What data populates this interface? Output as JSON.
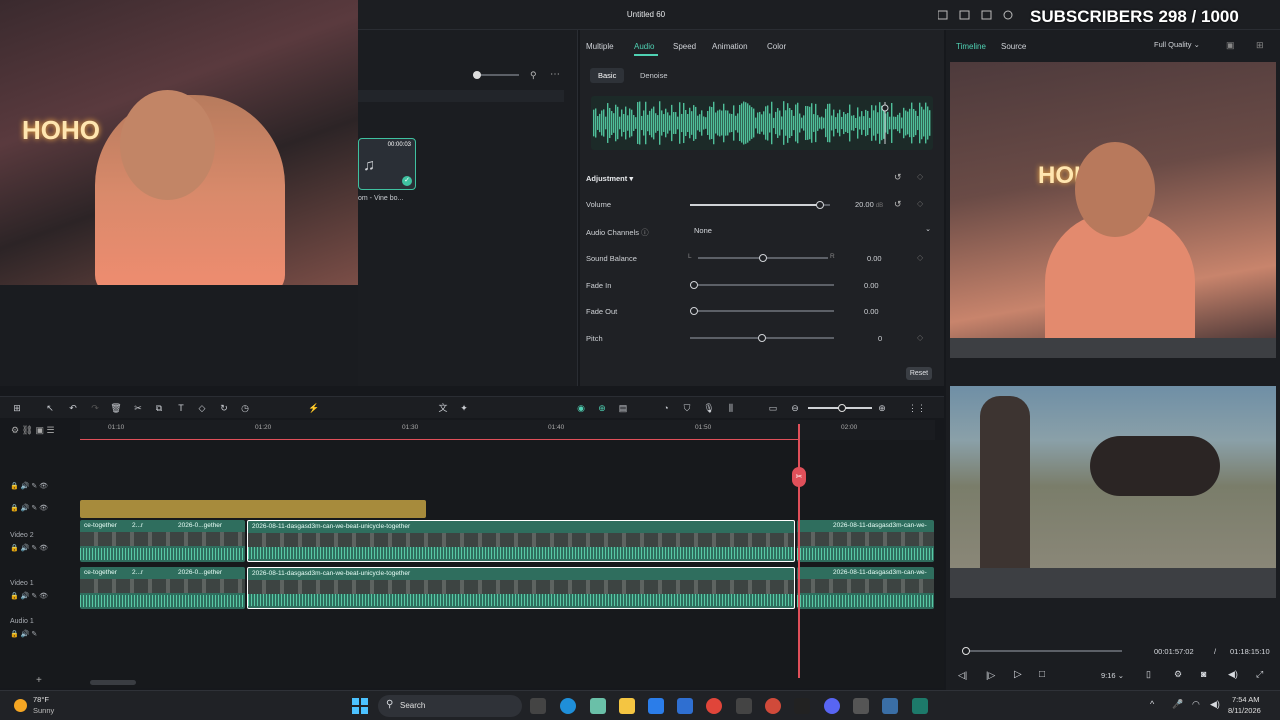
{
  "window": {
    "title": "Untitled 60"
  },
  "overlay": {
    "subscribers": "SUBSCRIBERS 298 / 1000"
  },
  "webcam": {
    "neon_text": "HOHO"
  },
  "media": {
    "clip_duration": "00:00:03",
    "clip_name": "om - Vine bo..."
  },
  "props": {
    "tabs": [
      "Multiple",
      "Audio",
      "Speed",
      "Animation",
      "Color"
    ],
    "active_tab": "Audio",
    "subtabs": [
      "Basic",
      "Denoise"
    ],
    "adjustment_label": "Adjustment",
    "volume": {
      "label": "Volume",
      "value": "20.00",
      "unit": "dB",
      "level": 0.93
    },
    "audio_channels": {
      "label": "Audio Channels",
      "value": "None"
    },
    "sound_balance": {
      "label": "Sound Balance",
      "left": "L",
      "right": "R",
      "value": "0.00",
      "level": 0.5
    },
    "fade_in": {
      "label": "Fade In",
      "value": "0.00",
      "level": 0
    },
    "fade_out": {
      "label": "Fade Out",
      "value": "0.00",
      "level": 0
    },
    "pitch": {
      "label": "Pitch",
      "value": "0",
      "level": 0.5
    },
    "reset_label": "Reset"
  },
  "preview": {
    "tabs": [
      "Timeline",
      "Source"
    ],
    "quality": "Full Quality",
    "current_time": "00:01:57:02",
    "separator": "/",
    "total_time": "01:18:15:10",
    "aspect": "9:16"
  },
  "ruler": {
    "ticks": [
      "01:10",
      "01:20",
      "01:30",
      "01:40",
      "01:50",
      "02:00"
    ]
  },
  "tracks": {
    "video2": "Video 2",
    "video1": "Video 1",
    "audio1": "Audio 1",
    "clip_left_a": "ce-together",
    "clip_left_b": "2...r",
    "clip_left_c": "2026-0...gether",
    "clip_main": "2026-08-11-dasgasd3m-can-we-beat-unicycle-together",
    "clip_right": "2026-08-11-dasgasd3m-can-we-"
  },
  "taskbar": {
    "weather_temp": "78°F",
    "weather_desc": "Sunny",
    "search": "Search",
    "time": "7:54 AM",
    "date": "8/11/2026"
  }
}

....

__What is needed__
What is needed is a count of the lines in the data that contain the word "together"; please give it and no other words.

__Solution__
2